3@virmaior How are we supposed to do than when you flagged the question closed? – Mikey T.K. – 2016-02-16T13:44:09.403

@RexKerr "He studied people with damage in the part of the brain where emotions are generated. He found that they seemed normal, except that they were not able to feel emotions. But they all had something peculiar in common: they couldn’t make decisions." This is not proof, but it is support. Stop insisting anything other than a controlled experiement is not science so that psychology can be possible (or stop talking to psychologists.) – None – 2016-02-16T17:25:12.627

I have no problem with suggestive evidence being described as such. In this case, though, the primary literature isn't easily found, and what I did find didn't even seem to support the characterization in the article. (And now the link seems dead, so it's even harder to check back on what I found before.) – Rex Kerr – 2016-02-16T19:14:45.577

Physiological evidence suggests I quoted the suggestive part. The book exists, you can go read it. I said what I said, and you want to claim I said more so you can dismiss that I said anything. I just followed the link to find the quote, so it is not dead. You really glory in dismissing anything the least bit creative. – None – 2016-02-16T19:35:28.280

All I see is an article claiming some results with a dead link to the author of the study, not a citation of a book. I have searched on PubMed for the author and found various papers of his which do not really address the point made by you or the article. To be perfectly clear here my objection is not to suggestive results but that I can't find the results at all! When the evidence is only suggestive it is especially important to make it easy to find so the reader can weigh the strength of the evidence for themselves. – Rex Kerr – 2016-02-17T23:19:00.763

OK, so I gave the name of the book. PubMed is not the right place to look for the kind of sources one would reference here. This is not a professional arena where one generally demands primary sources of peer-reviewed science. Since this man has only one widely circulated book, this is not an obstacle to ordinary follow-up. – None – 2016-02-18T02:03:42.250

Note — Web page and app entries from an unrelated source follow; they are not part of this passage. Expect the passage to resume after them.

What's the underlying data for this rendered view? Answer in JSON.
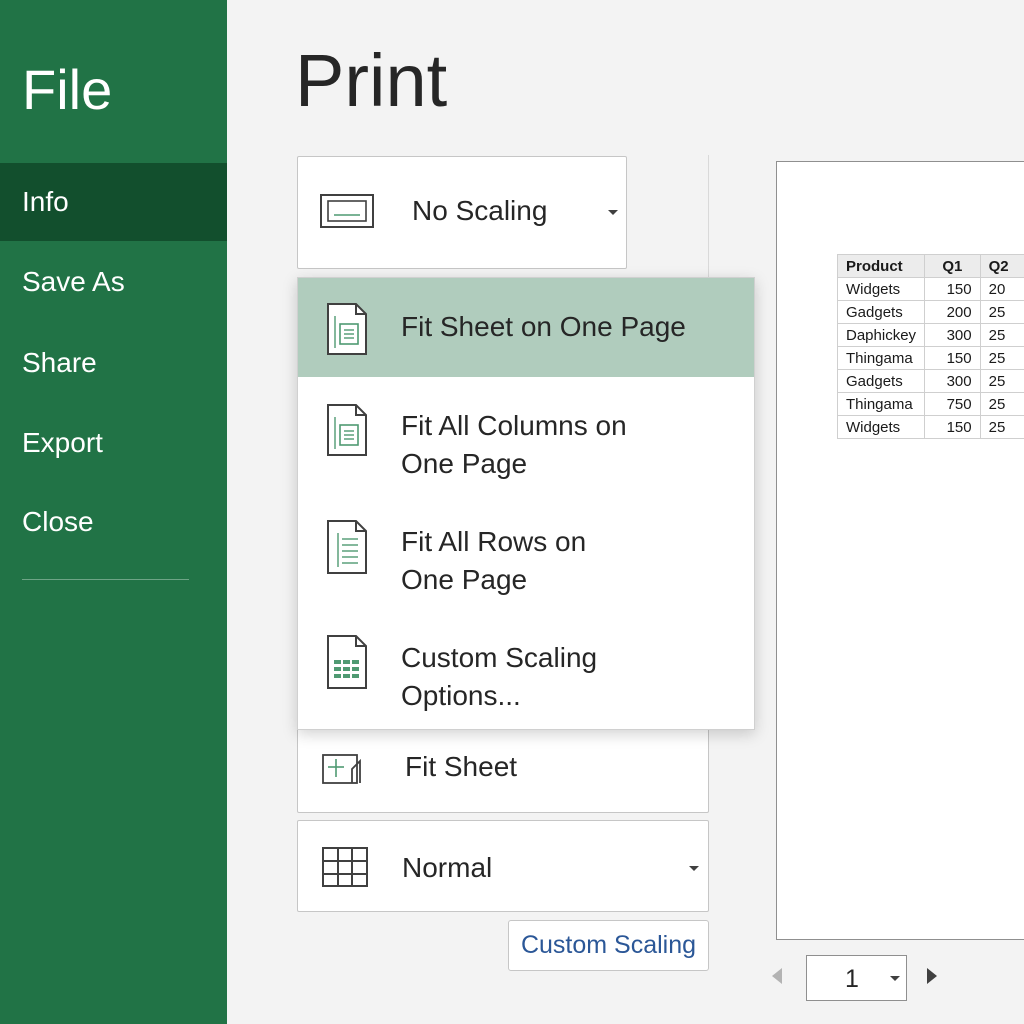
{
  "sidebar": {
    "title": "File",
    "items": [
      {
        "label": "Info"
      },
      {
        "label": "Save As"
      },
      {
        "label": "Share"
      },
      {
        "label": "Export"
      },
      {
        "label": "Close"
      }
    ],
    "active": "Info"
  },
  "page": {
    "heading": "Print"
  },
  "scaling": {
    "selected_label": "No Scaling"
  },
  "scaling_menu": {
    "items": [
      {
        "line1": "Fit Sheet on One Page",
        "line2": "",
        "icon": "fit-sheet-page-icon",
        "selected": true
      },
      {
        "line1": "Fit All Columns on",
        "line2": "One Page",
        "icon": "fit-columns-page-icon",
        "selected": false
      },
      {
        "line1": "Fit All Rows on",
        "line2": "One Page",
        "icon": "fit-rows-page-icon",
        "selected": false
      },
      {
        "line1": "Custom Scaling",
        "line2": "Options...",
        "icon": "custom-scaling-page-icon",
        "selected": false
      }
    ]
  },
  "fit_sheet": {
    "label": "Fit Sheet"
  },
  "margins": {
    "label": "Normal"
  },
  "custom_scaling_button": {
    "label": "Custom Scaling"
  },
  "preview_table": {
    "headers": [
      "Product",
      "Q1",
      "Q2"
    ],
    "rows": [
      [
        "Widgets",
        "150",
        "20"
      ],
      [
        "Gadgets",
        "200",
        "25"
      ],
      [
        "Daphickey",
        "300",
        "25"
      ],
      [
        "Thingama",
        "150",
        "25"
      ],
      [
        "Gadgets",
        "300",
        "25"
      ],
      [
        "Thingama",
        "750",
        "25"
      ],
      [
        "Widgets",
        "150",
        "25"
      ]
    ]
  },
  "pager": {
    "current_page": "1"
  },
  "colors": {
    "sidebar_bg": "#217346",
    "sidebar_active_bg": "#124f2d",
    "menu_selected_bg": "#b0ccbd",
    "link_text": "#2b5797",
    "icon_green": "#4f9a72"
  }
}
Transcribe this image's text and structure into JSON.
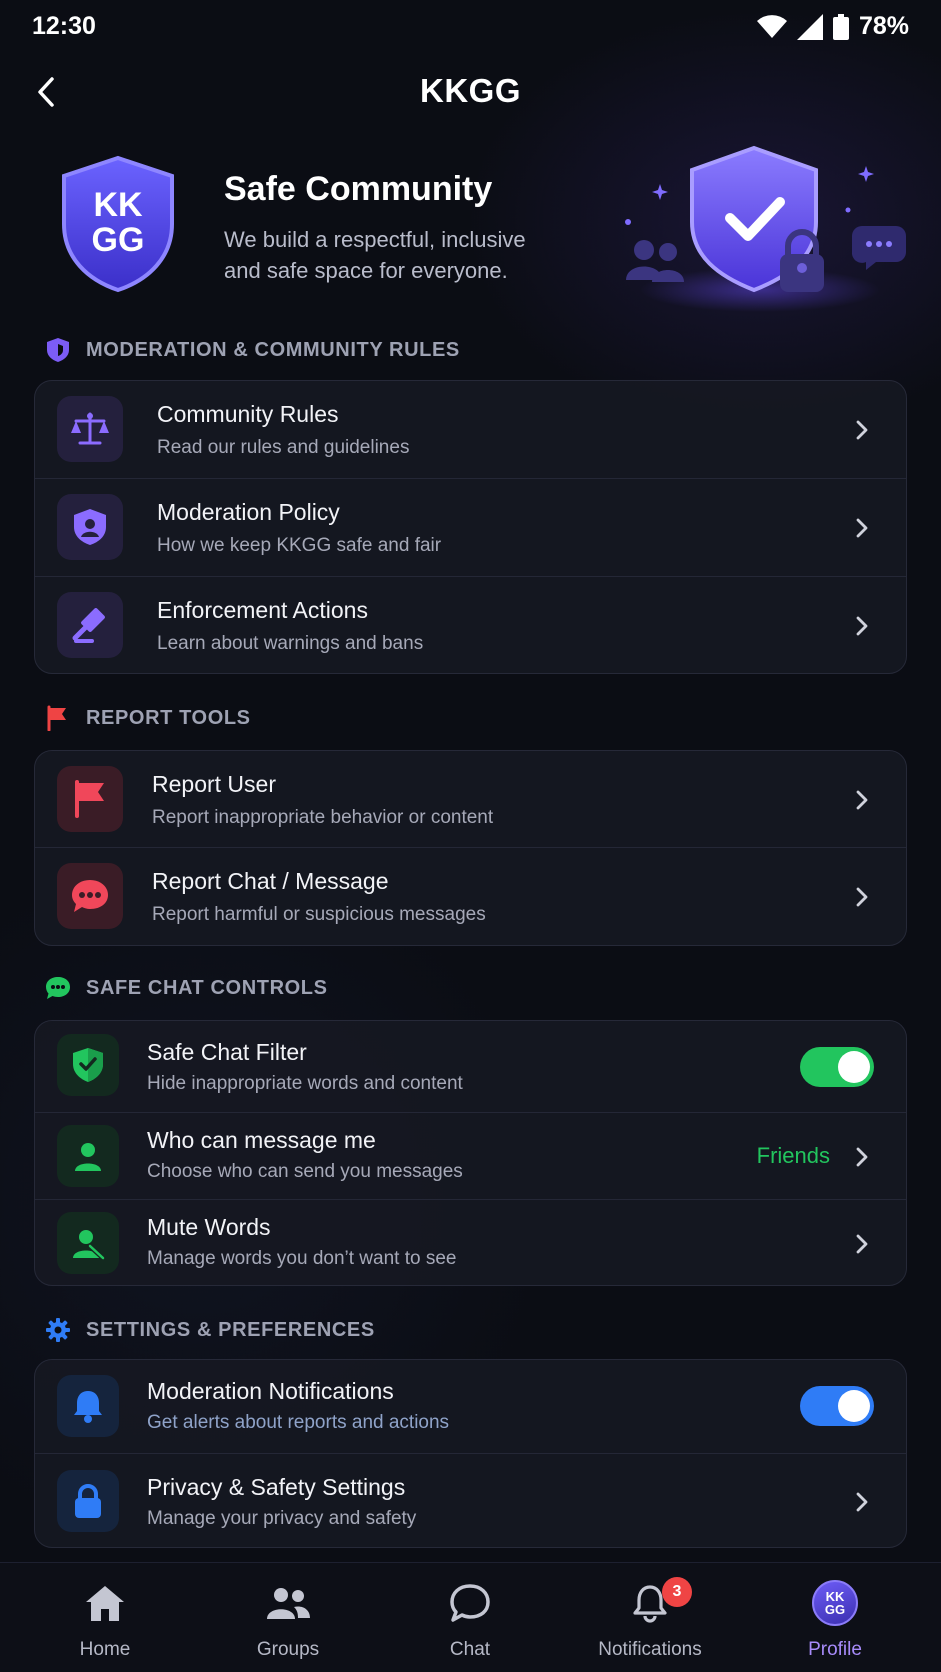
{
  "status_bar": {
    "time": "12:30",
    "battery": "78%"
  },
  "header": {
    "title": "KKGG"
  },
  "hero": {
    "logo_text_top": "KK",
    "logo_text_bottom": "GG",
    "title": "Safe Community",
    "description": "We build a respectful, inclusive and safe space for everyone."
  },
  "sections": {
    "moderation": {
      "title": "MODERATION & COMMUNITY RULES",
      "items": [
        {
          "title": "Community Rules",
          "subtitle": "Read our rules and guidelines",
          "icon": "scale-icon"
        },
        {
          "title": "Moderation Policy",
          "subtitle": "How we keep KKGG safe and fair",
          "icon": "shield-user-icon"
        },
        {
          "title": "Enforcement Actions",
          "subtitle": "Learn about warnings and bans",
          "icon": "gavel-icon"
        }
      ]
    },
    "report": {
      "title": "REPORT TOOLS",
      "items": [
        {
          "title": "Report User",
          "subtitle": "Report inappropriate behavior or content",
          "icon": "flag-icon"
        },
        {
          "title": "Report Chat / Message",
          "subtitle": "Report harmful or suspicious messages",
          "icon": "chat-bubble-icon"
        }
      ]
    },
    "safe_chat": {
      "title": "SAFE CHAT CONTROLS",
      "items": [
        {
          "title": "Safe Chat Filter",
          "subtitle": "Hide inappropriate words and content",
          "icon": "shield-check-icon",
          "toggle_on": true
        },
        {
          "title": "Who can message me",
          "subtitle": "Choose who can send you messages",
          "icon": "user-icon",
          "value": "Friends"
        },
        {
          "title": "Mute Words",
          "subtitle": "Manage words you don’t want to see",
          "icon": "user-mute-icon"
        }
      ]
    },
    "settings": {
      "title": "SETTINGS & PREFERENCES",
      "items": [
        {
          "title": "Moderation Notifications",
          "subtitle": "Get alerts about reports and actions",
          "icon": "bell-icon",
          "toggle_on": true
        },
        {
          "title": "Privacy & Safety Settings",
          "subtitle": "Manage your privacy and safety",
          "icon": "lock-icon"
        }
      ]
    }
  },
  "bottom_nav": {
    "items": [
      {
        "label": "Home",
        "icon": "home-icon"
      },
      {
        "label": "Groups",
        "icon": "groups-icon"
      },
      {
        "label": "Chat",
        "icon": "chat-icon"
      },
      {
        "label": "Notifications",
        "icon": "bell-icon",
        "badge": "3"
      },
      {
        "label": "Profile",
        "icon": "profile-avatar",
        "active": true
      }
    ],
    "avatar_top": "KK",
    "avatar_bottom": "GG"
  },
  "colors": {
    "accent_purple": "#7c5cf6",
    "report_red": "#ef4444",
    "safe_green": "#22c55e",
    "settings_blue": "#2f7cf6"
  }
}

Physiological evidence is usually collected in the context of doing science, and the reason we should listen to Damasio at all is because he's been doing related neuroscience, so it is not unreasonable to expect that the primary literature will contain support for the claims. The reference to the book clears up where to look--thanks! – Rex Kerr – 2016-02-18T04:52:35.060

No the reason we should listen to him is that he frames something with an intuitive appeal that fits together with normal experience, and connects thoughts in a useful way, and just happens to accord with his neuroscience. This is a philosophy forum and not a place where folks vet science. The point is making sense, not fitting the data. I am going to stop giving references to science altogether if they are just going to be taken out of the spirit of the group, which is, by the way, about philosophy and not science. – None – 2016-02-18T16:29:31.223